“No one is healthy but everyone does his best, to be angry only with fashion is wrong“: this is the comment of the designer Miuccia Prada. “All companies have codes and inspectors but the real world – she underlines – is more complicated, there is always someone who gets bribed“. Of course, “fashion has its faults, but I’m sure that companies from other sectors will do even worse. This is not a perfect world and we are all guilty, problems are everywhere“.
The stylist Luisa Beccaria reveals: “The problem of containing costs exists, the market imposes price ranges that cannot be exceeded. A hand on the conscience should also put the end consumer in. Once the mass market was combined with a taste bad and those who had to dress in a certain way spent more.Now even the low brands make you live an experience, they use great photographers and have nice shops. The market excludes you if you do not work in a certain way. Bulgaria or China – she goes on to say – The fact that they use workers in Southern Italy seems to me to be good news: we specialize in the treatment of raw materials to distinguish ourselves from low cost giants or luxury groups, which cost the most for advertising campaigns and for the rents of stores all over the world for the quality, Fortunately, customers are becoming more and more attentive to the problem “.
Here’s what NYT writes
“Italy – writes NYT – doesn‘t have a national minimum wage, but about 5-7 euros per hour is considered an appropriate standard by many unions.In extremely rare cases, a highly qualified worker can earn up to 8-10 euro per hour“.

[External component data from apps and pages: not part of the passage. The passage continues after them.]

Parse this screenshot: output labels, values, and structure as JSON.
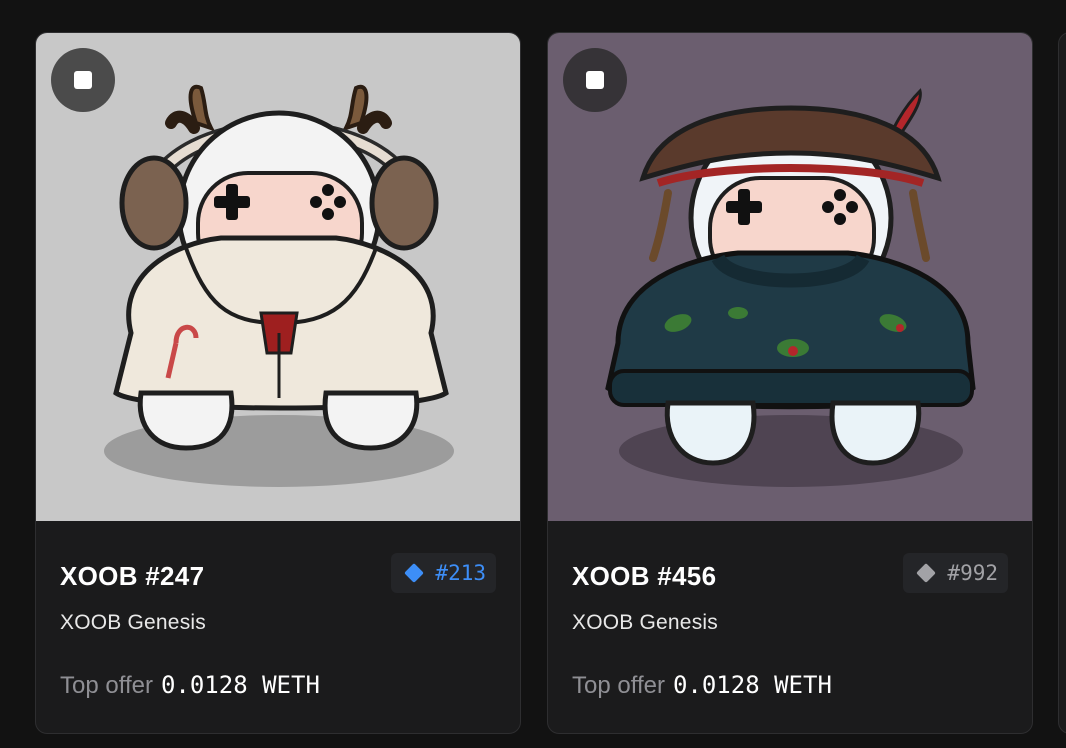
{
  "cards": [
    {
      "title": "XOOB #247",
      "collection": "XOOB Genesis",
      "rank": "#213",
      "rank_color": "#3d8ef7",
      "offer_label": "Top offer",
      "offer_value": "0.0128 WETH",
      "background": "#c8c8c8",
      "image": "xoob-yeti-antlers-earmuffs-jacket"
    },
    {
      "title": "XOOB #456",
      "collection": "XOOB Genesis",
      "rank": "#992",
      "rank_color": "#a2a2a6",
      "offer_label": "Top offer",
      "offer_value": "0.0128 WETH",
      "background": "#6b5e6f",
      "image": "xoob-yeti-pirate-hat-holiday-sweater"
    }
  ],
  "icons": {
    "select": "checkbox-icon",
    "rank": "diamond-icon"
  }
}
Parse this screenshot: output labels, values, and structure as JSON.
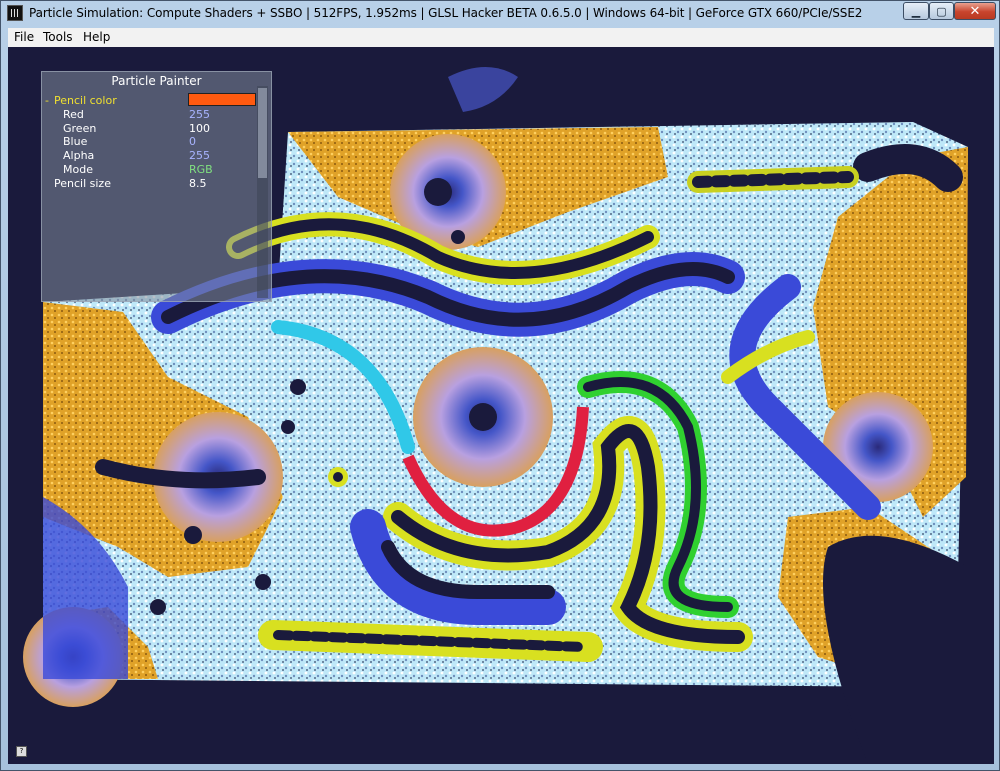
{
  "window": {
    "title": "Particle Simulation: Compute Shaders + SSBO | 512FPS, 1.952ms | GLSL Hacker BETA 0.6.5.0 | Windows 64-bit | GeForce GTX 660/PCIe/SSE2",
    "minimize_glyph": "▁",
    "maximize_glyph": "▢",
    "close_glyph": "✕"
  },
  "menu": {
    "file": "File",
    "tools": "Tools",
    "help": "Help"
  },
  "panel": {
    "title": "Particle Painter",
    "pencil_color_label": "Pencil color",
    "collapse_glyph": "-",
    "pencil_color_hex": "#ff5a10",
    "properties": [
      {
        "label": "Red",
        "value": "255"
      },
      {
        "label": "Green",
        "value": "100"
      },
      {
        "label": "Blue",
        "value": "0"
      },
      {
        "label": "Alpha",
        "value": "255"
      },
      {
        "label": "Mode",
        "value": "RGB"
      }
    ],
    "pencil_size_label": "Pencil size",
    "pencil_size_value": "8.5"
  },
  "colors": {
    "canvas_bg": "#1a1a3c",
    "accent_label": "#f0e030",
    "value_blue": "#a8b4ff",
    "value_green": "#80e080"
  },
  "status": {
    "icon": "?"
  }
}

But home workers, such as Puglia seamstresses, earn much less and, in the cases, 1 to 2 Euros per hour. There are no official data on labor without a contract, but the survey of the US newspaper has collected “evidence on at least 60 women who work alone in the Puglia region without a regular contract in the clothing sector“.